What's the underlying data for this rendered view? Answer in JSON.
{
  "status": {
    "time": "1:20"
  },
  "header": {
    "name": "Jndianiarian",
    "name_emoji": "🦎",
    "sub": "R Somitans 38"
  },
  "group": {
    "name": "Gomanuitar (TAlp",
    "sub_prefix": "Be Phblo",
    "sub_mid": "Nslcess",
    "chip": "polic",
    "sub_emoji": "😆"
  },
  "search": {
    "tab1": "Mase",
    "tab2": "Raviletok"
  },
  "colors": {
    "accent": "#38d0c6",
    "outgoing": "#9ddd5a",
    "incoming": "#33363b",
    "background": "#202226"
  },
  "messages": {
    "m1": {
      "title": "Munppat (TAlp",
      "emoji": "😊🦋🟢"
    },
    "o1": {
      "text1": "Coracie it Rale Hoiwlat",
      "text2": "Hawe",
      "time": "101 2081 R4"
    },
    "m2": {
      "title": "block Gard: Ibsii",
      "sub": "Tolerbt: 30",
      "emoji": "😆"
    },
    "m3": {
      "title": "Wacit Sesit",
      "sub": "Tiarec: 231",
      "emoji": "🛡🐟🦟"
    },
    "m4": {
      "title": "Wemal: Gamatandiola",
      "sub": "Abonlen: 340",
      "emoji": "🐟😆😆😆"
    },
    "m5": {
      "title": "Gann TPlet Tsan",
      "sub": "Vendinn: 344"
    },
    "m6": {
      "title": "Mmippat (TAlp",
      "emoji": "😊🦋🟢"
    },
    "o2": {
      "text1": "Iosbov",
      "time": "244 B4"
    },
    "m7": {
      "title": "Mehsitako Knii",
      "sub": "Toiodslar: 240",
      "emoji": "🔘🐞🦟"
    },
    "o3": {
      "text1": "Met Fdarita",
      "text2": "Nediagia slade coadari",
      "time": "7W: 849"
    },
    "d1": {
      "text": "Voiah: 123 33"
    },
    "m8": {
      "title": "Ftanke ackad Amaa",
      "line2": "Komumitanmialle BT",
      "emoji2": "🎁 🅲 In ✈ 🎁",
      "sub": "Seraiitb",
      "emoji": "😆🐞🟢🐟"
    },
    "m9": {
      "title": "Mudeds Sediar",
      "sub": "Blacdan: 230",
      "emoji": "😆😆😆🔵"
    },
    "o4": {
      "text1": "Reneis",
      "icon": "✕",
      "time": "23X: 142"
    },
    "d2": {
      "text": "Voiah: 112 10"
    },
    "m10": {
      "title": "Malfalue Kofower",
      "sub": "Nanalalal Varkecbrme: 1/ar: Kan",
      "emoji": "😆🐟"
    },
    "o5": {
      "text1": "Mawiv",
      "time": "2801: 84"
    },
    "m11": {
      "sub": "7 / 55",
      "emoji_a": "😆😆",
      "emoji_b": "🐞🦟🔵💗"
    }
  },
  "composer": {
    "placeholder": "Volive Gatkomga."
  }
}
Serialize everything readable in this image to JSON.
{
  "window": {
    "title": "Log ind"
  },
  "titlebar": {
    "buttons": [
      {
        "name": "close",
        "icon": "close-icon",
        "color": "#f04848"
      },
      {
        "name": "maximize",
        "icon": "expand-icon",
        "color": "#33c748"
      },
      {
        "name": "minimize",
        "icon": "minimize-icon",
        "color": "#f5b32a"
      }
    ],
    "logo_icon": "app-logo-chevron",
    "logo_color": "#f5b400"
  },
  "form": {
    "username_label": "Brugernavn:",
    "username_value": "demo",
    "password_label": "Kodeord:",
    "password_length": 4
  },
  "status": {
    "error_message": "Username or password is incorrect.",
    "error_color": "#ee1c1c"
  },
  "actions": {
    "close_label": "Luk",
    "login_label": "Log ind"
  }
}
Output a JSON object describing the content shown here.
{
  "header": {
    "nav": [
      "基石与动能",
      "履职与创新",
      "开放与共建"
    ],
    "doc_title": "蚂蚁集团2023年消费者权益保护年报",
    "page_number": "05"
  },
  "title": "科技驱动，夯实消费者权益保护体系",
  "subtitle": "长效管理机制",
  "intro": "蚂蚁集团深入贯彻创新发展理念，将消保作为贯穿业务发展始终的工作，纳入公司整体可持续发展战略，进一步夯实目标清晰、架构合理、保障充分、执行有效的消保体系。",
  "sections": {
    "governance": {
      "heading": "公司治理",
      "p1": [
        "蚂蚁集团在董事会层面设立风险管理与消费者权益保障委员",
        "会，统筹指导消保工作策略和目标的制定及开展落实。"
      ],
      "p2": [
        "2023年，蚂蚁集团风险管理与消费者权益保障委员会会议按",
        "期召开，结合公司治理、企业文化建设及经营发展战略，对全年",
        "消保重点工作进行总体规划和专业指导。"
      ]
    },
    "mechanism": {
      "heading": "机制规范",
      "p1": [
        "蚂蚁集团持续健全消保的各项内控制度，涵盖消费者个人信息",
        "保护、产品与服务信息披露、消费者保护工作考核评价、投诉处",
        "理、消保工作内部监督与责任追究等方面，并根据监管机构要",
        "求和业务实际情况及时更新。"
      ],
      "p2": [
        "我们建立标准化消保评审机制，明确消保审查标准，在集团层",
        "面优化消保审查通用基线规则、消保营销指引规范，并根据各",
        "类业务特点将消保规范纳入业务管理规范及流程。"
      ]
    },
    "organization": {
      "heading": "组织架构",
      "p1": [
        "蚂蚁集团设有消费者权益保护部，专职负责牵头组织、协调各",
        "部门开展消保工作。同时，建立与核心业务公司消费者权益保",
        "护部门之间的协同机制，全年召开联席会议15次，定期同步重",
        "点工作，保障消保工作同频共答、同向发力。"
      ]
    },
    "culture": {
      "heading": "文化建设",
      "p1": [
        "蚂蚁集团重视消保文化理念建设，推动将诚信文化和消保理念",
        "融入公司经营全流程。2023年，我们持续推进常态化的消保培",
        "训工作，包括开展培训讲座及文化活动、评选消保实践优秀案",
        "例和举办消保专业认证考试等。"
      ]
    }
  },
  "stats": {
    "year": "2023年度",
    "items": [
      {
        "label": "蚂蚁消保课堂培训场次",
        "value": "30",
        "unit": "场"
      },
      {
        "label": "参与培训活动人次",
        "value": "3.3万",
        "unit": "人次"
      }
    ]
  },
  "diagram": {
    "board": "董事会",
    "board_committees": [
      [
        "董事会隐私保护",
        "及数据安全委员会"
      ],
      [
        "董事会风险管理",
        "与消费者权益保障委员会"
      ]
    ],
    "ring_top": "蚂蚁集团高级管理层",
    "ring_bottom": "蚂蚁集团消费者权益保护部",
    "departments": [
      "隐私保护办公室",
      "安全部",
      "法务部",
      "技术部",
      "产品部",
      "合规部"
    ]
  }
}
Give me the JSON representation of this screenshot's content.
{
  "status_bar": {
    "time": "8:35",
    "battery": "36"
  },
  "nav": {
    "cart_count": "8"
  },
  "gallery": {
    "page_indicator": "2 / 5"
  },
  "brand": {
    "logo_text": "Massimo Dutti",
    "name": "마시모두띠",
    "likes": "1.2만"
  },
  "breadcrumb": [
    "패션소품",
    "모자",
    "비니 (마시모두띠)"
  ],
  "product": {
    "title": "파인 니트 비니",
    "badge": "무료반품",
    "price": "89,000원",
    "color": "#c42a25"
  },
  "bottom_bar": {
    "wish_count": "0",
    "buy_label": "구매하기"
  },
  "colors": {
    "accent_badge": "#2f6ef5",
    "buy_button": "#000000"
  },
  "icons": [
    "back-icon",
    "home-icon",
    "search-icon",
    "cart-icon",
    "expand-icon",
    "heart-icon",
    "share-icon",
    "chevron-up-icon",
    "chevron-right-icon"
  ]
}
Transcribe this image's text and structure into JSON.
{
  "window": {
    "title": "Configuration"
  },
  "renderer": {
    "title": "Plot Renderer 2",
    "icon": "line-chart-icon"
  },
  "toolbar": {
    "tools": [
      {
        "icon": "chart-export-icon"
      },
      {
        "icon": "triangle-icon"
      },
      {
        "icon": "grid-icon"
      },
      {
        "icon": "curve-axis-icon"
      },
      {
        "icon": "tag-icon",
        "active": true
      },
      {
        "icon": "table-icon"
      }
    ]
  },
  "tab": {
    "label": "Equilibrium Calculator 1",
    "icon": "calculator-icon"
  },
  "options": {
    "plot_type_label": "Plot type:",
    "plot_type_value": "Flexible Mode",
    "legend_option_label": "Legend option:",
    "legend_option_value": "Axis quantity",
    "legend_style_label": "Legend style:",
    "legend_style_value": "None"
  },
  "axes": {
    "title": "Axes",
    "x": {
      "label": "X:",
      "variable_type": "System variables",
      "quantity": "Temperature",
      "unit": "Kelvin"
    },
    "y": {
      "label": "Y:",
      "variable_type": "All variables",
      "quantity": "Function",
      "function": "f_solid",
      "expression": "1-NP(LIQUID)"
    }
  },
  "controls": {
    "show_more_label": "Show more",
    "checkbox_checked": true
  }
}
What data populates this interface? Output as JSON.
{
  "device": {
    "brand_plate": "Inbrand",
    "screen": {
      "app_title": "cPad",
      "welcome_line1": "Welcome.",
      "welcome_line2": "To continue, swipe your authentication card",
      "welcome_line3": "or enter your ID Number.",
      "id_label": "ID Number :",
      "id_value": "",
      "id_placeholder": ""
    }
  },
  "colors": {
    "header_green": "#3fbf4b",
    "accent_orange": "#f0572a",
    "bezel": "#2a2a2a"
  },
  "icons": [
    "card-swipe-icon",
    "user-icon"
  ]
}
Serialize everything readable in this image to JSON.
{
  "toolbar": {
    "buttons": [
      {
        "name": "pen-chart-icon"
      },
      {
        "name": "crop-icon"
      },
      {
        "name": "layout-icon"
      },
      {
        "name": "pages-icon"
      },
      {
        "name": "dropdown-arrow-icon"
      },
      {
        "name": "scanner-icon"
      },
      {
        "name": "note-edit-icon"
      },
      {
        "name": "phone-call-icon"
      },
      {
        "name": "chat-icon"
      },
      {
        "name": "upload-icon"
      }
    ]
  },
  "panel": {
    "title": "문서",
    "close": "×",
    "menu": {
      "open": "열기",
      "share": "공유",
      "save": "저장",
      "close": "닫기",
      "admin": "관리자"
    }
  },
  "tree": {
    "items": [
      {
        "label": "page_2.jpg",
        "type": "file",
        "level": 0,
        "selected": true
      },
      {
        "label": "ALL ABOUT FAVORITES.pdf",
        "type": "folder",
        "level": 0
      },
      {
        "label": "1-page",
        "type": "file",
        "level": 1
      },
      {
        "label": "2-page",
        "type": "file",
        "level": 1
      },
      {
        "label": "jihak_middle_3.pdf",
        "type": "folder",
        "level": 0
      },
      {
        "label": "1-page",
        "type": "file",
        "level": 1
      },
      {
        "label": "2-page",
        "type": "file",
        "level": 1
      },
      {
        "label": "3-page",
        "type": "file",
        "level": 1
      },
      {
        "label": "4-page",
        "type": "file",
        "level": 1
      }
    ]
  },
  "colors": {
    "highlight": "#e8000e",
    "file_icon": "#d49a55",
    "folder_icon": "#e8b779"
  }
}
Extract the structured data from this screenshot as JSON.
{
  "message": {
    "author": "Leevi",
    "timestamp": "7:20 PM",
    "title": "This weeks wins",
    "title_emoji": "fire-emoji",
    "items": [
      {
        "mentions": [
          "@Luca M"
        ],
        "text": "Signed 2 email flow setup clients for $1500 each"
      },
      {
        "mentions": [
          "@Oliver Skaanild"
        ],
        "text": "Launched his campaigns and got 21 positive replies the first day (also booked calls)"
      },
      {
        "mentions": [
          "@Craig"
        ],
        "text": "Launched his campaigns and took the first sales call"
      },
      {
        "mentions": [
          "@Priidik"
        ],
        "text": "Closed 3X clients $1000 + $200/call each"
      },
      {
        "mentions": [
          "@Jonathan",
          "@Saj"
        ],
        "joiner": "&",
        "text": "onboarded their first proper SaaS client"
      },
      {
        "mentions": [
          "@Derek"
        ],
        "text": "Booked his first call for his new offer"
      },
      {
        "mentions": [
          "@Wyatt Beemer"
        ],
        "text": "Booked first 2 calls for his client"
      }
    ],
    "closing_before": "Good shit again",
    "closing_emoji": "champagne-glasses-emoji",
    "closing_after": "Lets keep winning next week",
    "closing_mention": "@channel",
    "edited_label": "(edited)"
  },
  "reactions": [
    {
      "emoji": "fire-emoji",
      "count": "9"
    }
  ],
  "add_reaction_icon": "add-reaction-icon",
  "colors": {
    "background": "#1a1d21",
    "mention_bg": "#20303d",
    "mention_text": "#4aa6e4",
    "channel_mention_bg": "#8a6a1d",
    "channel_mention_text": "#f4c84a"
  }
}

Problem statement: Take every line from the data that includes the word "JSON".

Answer to the problem:
What's the underlying data for this rendered view? Answer in JSON.
Serialize everything readable in this image to JSON.
Output a JSON object describing the content shown here.
Give me the JSON representation of this screenshot's content.
Transcribe this image's text and structure into JSON.
What data populates this interface? Output as JSON.
Serialize everything readable in this image to JSON.
Extract the structured data from this screenshot as JSON.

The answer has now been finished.